◆ Information supplied ◆
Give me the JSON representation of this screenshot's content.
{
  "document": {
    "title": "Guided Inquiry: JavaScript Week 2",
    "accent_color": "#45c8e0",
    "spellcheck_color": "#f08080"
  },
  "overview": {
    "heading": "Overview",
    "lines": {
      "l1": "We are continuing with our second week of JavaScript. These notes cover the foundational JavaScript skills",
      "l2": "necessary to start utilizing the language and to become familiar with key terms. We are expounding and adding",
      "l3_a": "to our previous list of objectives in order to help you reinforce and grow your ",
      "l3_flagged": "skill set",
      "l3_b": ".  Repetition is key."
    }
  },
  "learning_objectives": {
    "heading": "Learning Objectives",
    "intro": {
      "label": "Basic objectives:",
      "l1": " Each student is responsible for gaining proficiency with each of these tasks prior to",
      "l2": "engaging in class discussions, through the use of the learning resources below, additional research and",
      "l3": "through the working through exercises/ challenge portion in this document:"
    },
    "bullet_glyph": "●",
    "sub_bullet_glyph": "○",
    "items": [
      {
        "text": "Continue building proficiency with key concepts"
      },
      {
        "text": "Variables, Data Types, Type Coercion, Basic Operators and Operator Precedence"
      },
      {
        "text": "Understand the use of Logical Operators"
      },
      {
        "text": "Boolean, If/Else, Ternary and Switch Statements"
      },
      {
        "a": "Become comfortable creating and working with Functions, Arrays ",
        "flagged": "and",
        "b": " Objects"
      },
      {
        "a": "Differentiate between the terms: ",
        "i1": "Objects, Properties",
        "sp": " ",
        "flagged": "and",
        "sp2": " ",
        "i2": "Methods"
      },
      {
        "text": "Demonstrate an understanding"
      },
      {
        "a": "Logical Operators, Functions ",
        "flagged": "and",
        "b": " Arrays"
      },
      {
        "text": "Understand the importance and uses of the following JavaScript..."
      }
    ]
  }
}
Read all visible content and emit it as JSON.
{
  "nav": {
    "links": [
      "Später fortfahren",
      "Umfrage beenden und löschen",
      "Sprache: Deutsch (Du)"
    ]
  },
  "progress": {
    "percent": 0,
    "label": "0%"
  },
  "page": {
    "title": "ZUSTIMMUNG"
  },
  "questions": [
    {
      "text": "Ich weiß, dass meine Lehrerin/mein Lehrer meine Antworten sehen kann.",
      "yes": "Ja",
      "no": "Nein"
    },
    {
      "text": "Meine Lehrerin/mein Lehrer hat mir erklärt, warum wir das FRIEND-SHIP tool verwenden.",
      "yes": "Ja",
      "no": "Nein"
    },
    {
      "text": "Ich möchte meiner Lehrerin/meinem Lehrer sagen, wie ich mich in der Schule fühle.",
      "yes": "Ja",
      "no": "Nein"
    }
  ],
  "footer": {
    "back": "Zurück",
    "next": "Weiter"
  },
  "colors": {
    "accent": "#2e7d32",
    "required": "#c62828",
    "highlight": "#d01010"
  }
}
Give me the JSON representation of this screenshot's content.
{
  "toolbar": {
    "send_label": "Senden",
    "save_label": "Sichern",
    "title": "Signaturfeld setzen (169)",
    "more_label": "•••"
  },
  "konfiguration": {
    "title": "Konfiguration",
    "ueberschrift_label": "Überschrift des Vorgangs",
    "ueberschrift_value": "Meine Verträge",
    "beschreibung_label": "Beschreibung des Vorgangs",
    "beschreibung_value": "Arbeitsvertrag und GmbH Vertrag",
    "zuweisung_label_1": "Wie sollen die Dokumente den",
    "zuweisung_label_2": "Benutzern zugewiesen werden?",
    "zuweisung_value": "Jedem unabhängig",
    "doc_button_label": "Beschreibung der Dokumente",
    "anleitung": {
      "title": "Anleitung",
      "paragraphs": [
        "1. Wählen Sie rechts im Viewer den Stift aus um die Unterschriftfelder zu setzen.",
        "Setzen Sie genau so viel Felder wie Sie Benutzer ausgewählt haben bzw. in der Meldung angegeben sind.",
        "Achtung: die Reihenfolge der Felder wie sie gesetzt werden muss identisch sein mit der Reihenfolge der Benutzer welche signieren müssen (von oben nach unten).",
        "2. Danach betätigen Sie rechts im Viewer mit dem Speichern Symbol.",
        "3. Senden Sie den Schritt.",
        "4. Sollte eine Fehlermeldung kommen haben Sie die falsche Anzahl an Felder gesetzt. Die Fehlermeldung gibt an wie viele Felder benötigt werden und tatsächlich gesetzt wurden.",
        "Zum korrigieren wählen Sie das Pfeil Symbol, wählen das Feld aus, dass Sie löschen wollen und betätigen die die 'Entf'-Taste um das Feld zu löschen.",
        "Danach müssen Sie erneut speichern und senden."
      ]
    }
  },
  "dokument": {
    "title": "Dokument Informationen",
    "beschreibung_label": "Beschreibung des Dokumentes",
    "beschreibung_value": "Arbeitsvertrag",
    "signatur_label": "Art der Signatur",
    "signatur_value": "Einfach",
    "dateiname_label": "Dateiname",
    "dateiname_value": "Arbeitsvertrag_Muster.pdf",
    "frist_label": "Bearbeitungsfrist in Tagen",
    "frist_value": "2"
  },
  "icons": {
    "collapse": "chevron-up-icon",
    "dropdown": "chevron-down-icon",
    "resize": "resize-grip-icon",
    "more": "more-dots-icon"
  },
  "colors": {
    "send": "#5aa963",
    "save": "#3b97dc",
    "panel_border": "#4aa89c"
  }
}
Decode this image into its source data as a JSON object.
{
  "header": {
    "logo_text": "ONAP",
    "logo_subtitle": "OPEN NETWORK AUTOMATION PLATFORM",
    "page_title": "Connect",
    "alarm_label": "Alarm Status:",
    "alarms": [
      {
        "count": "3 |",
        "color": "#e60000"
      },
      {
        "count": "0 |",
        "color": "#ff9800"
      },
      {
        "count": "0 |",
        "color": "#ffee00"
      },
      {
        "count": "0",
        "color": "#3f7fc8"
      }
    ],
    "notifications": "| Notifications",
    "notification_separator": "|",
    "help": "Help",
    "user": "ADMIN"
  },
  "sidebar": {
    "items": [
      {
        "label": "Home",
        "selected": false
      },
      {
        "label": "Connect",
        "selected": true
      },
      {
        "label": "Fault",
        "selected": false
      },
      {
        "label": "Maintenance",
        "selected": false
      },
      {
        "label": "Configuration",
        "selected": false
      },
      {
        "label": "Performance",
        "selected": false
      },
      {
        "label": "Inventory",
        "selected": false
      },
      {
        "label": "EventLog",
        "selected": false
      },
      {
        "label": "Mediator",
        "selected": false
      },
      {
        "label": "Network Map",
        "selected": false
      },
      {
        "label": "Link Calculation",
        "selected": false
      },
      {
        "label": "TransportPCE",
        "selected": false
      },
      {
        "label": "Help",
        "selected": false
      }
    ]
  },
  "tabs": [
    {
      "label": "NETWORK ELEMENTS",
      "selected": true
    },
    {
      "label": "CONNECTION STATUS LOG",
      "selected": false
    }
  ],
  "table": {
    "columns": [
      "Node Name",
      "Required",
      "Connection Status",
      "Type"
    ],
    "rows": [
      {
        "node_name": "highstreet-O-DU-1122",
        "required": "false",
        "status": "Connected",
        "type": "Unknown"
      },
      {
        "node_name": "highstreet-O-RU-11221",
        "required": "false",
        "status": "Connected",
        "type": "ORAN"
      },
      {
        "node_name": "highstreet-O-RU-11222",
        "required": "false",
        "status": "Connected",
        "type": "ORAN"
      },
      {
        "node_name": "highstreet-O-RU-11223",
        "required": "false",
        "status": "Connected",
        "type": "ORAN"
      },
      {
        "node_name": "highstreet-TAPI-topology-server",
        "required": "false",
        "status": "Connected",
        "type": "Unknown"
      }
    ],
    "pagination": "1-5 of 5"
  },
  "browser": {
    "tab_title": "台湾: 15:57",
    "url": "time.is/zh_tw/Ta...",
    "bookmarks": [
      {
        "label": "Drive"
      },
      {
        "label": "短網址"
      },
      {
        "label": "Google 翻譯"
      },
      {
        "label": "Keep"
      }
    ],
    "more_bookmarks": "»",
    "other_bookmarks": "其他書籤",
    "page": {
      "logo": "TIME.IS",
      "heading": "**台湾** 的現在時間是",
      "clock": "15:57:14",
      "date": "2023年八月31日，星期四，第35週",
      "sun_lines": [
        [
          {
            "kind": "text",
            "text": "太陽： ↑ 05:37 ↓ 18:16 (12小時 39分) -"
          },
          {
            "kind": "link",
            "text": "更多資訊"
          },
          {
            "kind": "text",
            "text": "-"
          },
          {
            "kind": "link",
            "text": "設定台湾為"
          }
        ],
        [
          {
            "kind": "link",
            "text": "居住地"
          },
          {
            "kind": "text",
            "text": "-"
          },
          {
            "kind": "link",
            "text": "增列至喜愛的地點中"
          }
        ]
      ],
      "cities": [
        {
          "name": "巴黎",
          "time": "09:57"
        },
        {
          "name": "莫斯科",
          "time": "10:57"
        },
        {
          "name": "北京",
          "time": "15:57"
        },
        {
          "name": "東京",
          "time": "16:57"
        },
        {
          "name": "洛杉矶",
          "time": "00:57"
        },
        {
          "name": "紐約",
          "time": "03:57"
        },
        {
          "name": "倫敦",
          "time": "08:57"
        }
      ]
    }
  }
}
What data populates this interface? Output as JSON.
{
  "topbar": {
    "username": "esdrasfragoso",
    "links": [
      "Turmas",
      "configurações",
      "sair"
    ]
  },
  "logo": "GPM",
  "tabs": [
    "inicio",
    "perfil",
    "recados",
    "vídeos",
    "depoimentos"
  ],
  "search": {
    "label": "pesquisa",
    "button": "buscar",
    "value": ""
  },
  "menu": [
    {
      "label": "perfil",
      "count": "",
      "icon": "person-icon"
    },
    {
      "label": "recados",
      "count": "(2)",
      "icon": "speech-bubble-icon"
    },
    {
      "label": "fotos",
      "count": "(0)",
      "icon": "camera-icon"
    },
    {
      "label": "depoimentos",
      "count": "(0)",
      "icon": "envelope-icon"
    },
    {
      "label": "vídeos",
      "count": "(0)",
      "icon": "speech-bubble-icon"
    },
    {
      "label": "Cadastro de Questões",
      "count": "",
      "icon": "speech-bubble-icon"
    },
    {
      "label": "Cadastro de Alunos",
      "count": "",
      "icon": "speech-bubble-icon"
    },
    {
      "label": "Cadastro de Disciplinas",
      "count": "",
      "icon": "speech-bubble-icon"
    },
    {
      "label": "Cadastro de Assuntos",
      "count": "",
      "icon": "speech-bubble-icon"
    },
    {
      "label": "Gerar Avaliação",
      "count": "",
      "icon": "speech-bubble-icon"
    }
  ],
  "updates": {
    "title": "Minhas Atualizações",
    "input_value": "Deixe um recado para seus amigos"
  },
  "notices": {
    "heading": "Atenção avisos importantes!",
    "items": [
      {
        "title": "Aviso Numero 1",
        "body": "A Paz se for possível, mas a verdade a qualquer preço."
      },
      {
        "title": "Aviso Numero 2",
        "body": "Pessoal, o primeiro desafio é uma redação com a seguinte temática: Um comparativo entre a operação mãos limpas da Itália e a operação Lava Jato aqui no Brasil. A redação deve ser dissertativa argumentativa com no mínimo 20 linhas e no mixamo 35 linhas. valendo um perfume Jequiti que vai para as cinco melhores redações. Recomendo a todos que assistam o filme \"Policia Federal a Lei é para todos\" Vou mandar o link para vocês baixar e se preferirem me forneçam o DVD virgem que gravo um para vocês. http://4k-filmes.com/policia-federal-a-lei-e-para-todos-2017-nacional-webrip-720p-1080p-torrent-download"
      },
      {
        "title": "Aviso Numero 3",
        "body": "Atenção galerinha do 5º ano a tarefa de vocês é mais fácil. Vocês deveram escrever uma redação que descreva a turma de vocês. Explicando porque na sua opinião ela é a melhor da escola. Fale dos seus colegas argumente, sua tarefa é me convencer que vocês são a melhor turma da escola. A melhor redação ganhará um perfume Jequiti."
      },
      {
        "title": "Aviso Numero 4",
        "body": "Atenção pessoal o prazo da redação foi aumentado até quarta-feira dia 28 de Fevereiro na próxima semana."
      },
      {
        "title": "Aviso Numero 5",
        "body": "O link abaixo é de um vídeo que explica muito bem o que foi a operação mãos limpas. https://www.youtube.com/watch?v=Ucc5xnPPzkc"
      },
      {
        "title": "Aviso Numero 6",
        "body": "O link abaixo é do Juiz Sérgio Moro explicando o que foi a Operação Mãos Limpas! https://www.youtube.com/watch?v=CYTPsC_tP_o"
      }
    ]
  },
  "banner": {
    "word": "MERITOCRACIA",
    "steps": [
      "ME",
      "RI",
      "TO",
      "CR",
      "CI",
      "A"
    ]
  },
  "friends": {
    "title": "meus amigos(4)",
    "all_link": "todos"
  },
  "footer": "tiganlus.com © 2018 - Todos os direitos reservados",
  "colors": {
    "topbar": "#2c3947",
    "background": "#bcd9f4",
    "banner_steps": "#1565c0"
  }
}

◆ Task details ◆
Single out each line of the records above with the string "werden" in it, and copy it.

◆ Problem solution ◆
    "zuweisung_label_2": "Benutzern zugewiesen werden?",
        "Achtung: die Reihenfolge der Felder wie sie gesetzt werden muss identisch sein mit der Reihenfolge der Benutzer welche signieren müssen (von oben nach unten).",
        "4. Sollte eine Fehlermeldung kommen haben Sie die falsche Anzahl an Felder gesetzt. Die Fehlermeldung gibt an wie viele Felder benötigt werden und tatsächlich gesetzt wurden.",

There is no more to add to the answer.